the raku kiln

the kiln open with coasters inside

removing the coasters from the kiln


making it "crackle"
For the last few months I have been working on a project for the West District 4-H Leaders Association. I was commissioned to make coasters to be given out at the NC Volunteers Leaders Association Conference. I fired them by a process called Raku. This in an ancient traditional Japanese means of firing. For more information on this process and its fascinating history see

To begin, the pots, or in this case, the tiles, are made, allowed to dry, and bisque fired in an electric kiln to about 1650F degrees. The clay is now hard enough to handle, but still porous. I am ready to apply the glaze. Each piece is hand decorated. My approach to decoration is to mask off the design. I use pinstriping tape (for automobiles!). I brush the glaze over top of the design and anywhere I want the glaze to appear. Once the glaze dries, I remove the tape from the pot and the negative shapes create a pattern; in this case, the clover, the symbol of 4-H worldwide.
Now I am ready to fire. Each piece is fired individually in a small kiln called a raku kiln. The first picture is of the raku kiln with the coasters on top waiting to be fired. Notice the orange glow of the atmosphere inside. There are three to five coasters firing at once. It takes about 45 minutes for the the kiln to reach a temperature. The kiln is rigged on a pulley system to make it easier to raise the basket and retrieve the coasters from inside. Once the kiln reaches 1850F and while the coaster is still red hot, I pull them, one at a time, from the kiln using long tongs and fireproof gloves. The coaster is then transferred to a metal trashcan. The trashcan is packed with newspaper, a combustible material. Once the coaster is placed in the trashcan, the newspapers instantly burst into flames. I place more newspapers on top of the coaster and replace the lid. This process creates heavy smoke and an atmosphere void of oxygen. This atmosphere, called "reduction", creates the natural black color of the claybody.
The glazes I use are called crackle glazes. After a few moments, I use the tongs to pull the coaster back out of the trashcan. I bring the coaster close to my face and blow on it and I can hear the crackling and pinging of the glaze while the crackle effect is being achieved.
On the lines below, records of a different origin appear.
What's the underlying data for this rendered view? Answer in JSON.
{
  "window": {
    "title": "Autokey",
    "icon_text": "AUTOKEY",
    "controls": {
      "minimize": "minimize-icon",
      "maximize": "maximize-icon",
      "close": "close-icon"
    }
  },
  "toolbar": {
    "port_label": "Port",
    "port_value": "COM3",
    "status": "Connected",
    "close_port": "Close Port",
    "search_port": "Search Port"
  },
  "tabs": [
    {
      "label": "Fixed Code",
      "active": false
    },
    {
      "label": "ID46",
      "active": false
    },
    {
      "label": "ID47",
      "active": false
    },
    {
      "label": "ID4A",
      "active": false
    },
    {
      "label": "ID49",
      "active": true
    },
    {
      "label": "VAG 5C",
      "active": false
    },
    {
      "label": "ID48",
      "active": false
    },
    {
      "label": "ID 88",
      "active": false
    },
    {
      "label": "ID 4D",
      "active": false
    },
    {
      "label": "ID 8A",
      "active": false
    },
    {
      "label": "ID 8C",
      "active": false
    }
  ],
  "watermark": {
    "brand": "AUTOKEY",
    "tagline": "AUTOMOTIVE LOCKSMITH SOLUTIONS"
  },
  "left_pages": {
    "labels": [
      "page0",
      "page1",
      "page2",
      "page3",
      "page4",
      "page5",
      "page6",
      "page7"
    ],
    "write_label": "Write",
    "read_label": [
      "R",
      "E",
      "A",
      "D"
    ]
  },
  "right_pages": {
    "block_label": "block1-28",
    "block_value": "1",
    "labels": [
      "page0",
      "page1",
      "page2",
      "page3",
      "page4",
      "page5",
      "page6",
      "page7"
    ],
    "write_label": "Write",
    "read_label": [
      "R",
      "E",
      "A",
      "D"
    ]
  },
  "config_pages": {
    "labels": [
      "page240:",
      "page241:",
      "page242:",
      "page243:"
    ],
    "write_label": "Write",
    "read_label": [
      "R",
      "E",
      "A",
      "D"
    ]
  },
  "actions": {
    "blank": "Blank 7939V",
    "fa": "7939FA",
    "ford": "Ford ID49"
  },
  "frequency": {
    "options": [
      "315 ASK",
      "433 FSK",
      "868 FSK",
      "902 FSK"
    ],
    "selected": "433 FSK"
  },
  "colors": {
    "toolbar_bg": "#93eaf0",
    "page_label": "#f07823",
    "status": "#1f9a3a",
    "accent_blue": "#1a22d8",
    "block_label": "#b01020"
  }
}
I place the coaster back in the trashcan, again loaded with newspaper and wait for the paper to ignite. I replace the lid. Sometimes I repeat this process up to three times depending on how much crackling I would like to have on a certain piece. Meanwhile I have more coasters in the kiln slowly warming in the kiln, waiting for their turn. Then the process starts again!
Thanks for reading. Come back and visit soon!
I hope to have the salt/soda kiln finished before Spring.

Finding me:

asheville river arts district
95 roberts street
asheville, north carolina